Julissa Leal drove all Sunday night — 12 hours from Louisiana to Orlando — to find her older brother, Frank Hernandez.
He had been at Pulse where, in the early hours of Sunday, a lone gunman transformed the party into the nation’s deadliest shooting massacre. Before sunrise, 50 were dead, even more injured.
Leal received a phone call from her brother’s boyfriend on Sunday. He had been shot, but would survive. But in the chaos of bullets and screams, he had lost track of Hernandez.
“He told us that when the man started shooting, he got hit and started running,” said Leal, 18. “But when he looked back, he didn’t see him.”
Leal said she has been scouring websites and making phone calls but didn’t get any information so she and her mother made the overnight drive.
“I talked to my son three days ago.
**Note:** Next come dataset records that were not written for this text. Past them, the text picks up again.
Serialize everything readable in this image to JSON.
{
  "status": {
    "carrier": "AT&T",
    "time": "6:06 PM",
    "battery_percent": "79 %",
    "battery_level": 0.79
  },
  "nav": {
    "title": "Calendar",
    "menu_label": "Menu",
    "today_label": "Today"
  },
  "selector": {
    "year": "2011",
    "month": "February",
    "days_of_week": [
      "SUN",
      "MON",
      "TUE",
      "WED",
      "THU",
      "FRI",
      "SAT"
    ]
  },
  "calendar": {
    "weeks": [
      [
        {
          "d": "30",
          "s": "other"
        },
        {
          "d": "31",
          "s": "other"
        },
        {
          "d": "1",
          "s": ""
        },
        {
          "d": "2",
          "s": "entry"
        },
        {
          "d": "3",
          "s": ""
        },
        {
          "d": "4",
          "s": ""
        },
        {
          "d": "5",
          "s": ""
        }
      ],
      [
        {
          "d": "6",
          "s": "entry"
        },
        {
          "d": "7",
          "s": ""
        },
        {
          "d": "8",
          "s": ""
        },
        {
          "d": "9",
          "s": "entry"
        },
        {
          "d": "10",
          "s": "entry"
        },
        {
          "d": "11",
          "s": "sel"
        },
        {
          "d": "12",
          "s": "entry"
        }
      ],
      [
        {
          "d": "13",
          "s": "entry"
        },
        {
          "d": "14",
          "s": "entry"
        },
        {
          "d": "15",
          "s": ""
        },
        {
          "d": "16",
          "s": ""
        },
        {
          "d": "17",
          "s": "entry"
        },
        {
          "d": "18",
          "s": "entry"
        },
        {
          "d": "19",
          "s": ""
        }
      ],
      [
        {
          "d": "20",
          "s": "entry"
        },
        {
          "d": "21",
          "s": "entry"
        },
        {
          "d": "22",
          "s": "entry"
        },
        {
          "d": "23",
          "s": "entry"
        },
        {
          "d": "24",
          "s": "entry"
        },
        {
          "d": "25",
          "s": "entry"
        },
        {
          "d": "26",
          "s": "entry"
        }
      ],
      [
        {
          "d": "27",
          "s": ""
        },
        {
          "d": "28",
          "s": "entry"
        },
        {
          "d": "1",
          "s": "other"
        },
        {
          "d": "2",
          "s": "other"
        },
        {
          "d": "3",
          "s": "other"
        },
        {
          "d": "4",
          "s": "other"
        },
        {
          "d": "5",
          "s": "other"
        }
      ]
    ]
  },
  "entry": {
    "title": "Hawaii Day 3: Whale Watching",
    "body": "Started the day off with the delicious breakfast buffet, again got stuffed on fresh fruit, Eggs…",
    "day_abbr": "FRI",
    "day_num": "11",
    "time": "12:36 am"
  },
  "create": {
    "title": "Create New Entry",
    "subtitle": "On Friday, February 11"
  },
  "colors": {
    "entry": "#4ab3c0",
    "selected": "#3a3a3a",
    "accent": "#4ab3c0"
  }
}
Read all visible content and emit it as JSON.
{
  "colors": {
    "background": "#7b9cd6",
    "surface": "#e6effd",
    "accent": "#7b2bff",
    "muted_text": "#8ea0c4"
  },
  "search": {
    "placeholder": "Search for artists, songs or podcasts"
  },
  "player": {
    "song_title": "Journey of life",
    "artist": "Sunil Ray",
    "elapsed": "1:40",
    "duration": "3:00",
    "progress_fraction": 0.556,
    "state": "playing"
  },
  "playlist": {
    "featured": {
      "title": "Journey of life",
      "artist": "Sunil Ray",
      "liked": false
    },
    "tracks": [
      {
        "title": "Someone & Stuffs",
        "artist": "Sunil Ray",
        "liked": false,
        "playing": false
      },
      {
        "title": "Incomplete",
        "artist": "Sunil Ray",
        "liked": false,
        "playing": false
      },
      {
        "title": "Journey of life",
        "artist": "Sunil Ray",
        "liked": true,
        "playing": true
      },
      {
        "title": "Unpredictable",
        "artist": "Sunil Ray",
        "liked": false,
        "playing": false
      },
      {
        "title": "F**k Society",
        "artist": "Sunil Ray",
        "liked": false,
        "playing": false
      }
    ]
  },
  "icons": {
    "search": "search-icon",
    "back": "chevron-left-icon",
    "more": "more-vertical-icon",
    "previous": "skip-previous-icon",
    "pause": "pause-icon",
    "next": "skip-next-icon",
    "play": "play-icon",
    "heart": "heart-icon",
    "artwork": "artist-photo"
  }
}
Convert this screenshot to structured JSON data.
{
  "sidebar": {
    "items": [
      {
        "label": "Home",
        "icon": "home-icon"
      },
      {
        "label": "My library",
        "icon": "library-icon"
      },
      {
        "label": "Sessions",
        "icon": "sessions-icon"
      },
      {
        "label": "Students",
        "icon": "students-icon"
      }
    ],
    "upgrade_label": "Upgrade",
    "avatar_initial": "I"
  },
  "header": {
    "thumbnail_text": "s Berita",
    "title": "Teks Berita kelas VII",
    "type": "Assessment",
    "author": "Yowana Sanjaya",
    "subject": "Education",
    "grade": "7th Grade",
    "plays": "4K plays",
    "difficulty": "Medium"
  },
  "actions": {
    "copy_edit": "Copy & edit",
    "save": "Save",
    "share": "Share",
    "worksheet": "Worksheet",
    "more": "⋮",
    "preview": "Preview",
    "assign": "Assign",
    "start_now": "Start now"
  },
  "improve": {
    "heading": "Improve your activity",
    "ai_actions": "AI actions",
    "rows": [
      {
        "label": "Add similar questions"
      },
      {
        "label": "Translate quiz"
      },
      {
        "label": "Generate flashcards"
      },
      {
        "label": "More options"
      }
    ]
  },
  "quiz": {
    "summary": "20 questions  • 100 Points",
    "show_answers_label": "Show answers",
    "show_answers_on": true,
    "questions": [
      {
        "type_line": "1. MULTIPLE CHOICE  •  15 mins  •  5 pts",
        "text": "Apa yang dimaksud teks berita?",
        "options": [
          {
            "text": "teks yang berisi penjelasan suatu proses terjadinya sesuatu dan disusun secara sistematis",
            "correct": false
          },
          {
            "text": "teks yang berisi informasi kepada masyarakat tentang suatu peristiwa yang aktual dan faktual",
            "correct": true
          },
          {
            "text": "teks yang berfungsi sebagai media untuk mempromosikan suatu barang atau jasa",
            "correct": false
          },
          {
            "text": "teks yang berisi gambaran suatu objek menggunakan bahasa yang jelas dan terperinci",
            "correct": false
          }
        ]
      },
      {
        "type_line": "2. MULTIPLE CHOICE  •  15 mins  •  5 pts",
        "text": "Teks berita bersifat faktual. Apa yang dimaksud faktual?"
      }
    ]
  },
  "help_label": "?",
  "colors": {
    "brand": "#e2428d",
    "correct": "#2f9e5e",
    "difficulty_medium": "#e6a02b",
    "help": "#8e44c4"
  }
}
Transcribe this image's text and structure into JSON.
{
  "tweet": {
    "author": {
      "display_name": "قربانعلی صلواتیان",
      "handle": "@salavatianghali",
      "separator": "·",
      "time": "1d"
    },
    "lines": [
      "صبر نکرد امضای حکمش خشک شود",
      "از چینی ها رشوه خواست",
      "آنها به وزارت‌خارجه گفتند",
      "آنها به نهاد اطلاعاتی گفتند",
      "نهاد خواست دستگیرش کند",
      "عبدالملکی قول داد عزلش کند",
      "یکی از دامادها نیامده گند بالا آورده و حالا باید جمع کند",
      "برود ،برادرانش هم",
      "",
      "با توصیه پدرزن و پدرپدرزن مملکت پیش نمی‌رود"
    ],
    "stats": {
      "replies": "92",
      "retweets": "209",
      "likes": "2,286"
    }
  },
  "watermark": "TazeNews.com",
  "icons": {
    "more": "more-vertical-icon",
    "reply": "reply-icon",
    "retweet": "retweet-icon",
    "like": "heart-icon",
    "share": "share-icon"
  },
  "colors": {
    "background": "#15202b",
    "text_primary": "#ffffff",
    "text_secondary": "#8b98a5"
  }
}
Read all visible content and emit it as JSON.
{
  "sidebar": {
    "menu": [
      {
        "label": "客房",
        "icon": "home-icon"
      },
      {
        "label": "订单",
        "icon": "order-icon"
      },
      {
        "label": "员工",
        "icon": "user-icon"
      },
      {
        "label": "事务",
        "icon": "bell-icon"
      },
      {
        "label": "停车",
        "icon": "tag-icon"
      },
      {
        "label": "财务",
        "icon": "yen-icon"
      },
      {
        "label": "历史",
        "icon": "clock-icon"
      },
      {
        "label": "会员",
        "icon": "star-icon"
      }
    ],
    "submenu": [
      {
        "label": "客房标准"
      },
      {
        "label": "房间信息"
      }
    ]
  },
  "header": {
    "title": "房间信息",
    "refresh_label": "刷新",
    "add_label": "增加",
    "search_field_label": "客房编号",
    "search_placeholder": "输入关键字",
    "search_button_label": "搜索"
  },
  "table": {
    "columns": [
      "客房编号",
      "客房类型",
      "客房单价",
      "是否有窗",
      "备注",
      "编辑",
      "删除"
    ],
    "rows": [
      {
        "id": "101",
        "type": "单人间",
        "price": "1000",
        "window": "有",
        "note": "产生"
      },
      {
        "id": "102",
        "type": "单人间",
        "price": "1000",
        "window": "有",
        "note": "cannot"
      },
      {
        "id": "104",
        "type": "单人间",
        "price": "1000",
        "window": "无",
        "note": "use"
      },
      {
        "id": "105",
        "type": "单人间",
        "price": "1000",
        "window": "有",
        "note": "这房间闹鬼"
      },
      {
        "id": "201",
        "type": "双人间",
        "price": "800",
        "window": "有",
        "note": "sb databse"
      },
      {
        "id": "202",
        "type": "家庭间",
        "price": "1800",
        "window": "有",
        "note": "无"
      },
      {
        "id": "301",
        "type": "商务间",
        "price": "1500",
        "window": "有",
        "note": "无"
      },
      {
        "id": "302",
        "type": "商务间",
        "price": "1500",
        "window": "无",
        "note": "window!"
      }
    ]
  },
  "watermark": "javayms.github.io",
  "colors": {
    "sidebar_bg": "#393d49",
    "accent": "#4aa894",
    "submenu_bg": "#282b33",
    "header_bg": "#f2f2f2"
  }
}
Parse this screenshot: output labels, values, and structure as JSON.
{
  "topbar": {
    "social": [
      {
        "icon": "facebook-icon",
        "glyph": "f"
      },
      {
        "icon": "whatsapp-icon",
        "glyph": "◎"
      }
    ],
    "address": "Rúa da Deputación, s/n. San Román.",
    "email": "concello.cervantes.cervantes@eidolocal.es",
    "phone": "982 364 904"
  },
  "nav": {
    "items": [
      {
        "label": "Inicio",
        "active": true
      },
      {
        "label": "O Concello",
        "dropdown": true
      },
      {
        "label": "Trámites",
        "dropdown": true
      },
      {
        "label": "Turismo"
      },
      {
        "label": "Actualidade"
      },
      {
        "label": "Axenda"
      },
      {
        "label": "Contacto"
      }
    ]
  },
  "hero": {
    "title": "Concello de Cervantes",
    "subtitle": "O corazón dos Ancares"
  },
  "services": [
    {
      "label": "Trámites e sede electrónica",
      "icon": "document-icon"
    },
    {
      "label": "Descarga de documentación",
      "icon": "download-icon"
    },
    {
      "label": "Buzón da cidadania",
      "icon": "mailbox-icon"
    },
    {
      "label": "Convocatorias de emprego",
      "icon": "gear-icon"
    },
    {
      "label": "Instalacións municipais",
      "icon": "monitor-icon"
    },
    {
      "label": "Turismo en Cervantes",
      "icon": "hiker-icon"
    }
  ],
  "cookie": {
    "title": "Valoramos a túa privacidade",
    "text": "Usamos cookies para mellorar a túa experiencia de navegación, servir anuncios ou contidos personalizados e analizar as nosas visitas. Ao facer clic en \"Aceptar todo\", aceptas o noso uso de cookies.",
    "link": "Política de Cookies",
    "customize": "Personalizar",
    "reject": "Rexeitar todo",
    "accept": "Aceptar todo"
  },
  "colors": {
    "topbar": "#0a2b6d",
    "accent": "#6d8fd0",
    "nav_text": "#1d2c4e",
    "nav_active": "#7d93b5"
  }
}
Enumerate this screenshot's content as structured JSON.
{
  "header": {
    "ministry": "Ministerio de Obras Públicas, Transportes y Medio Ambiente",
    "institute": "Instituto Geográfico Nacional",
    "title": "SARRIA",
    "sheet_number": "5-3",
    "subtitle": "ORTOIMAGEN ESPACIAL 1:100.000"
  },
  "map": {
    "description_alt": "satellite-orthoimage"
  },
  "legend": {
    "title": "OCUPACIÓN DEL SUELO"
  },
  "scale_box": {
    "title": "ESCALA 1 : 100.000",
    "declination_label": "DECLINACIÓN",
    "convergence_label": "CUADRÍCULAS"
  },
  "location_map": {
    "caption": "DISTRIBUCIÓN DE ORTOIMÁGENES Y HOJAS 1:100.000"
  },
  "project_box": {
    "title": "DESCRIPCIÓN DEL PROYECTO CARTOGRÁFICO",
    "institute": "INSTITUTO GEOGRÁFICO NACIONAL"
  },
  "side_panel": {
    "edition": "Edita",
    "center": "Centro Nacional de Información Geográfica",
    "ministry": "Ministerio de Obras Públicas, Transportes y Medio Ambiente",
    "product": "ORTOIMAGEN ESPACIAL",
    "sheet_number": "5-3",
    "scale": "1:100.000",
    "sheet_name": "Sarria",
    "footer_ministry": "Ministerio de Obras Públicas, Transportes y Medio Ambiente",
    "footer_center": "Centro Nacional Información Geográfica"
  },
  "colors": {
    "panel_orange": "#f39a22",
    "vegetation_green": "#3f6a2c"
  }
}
He was just talking about work,” said Hernandez’s mother, Esmerelda Leal. “We don’t know nothing.”
Hernandez, 27, works at a Calvin Klein store in Orlando and has lived in Orlando for three years
Leal last saw her brother in May at her high school graduation.
“I haven’t given up hope,” she said tearfully. “I am hoping to see him again.”
Leal, of Lafayette, joins a long line of families, escorted by police, that have gathered for updates at the Beardall Senior Center, a bricked building in the Delaney Park area of the city, not far from Pulse.
Among those there to offer comfort was Pastor Billy Brath of Trinity Downtown Lutheran Church in Orlando.
“We want to be here for our families. Down the road, after memorials and funerals and remembrances happen we want to remind then that we will push forward,” he said. “...we will care for each other and love each other and when evil happens, we will overcome it with love.”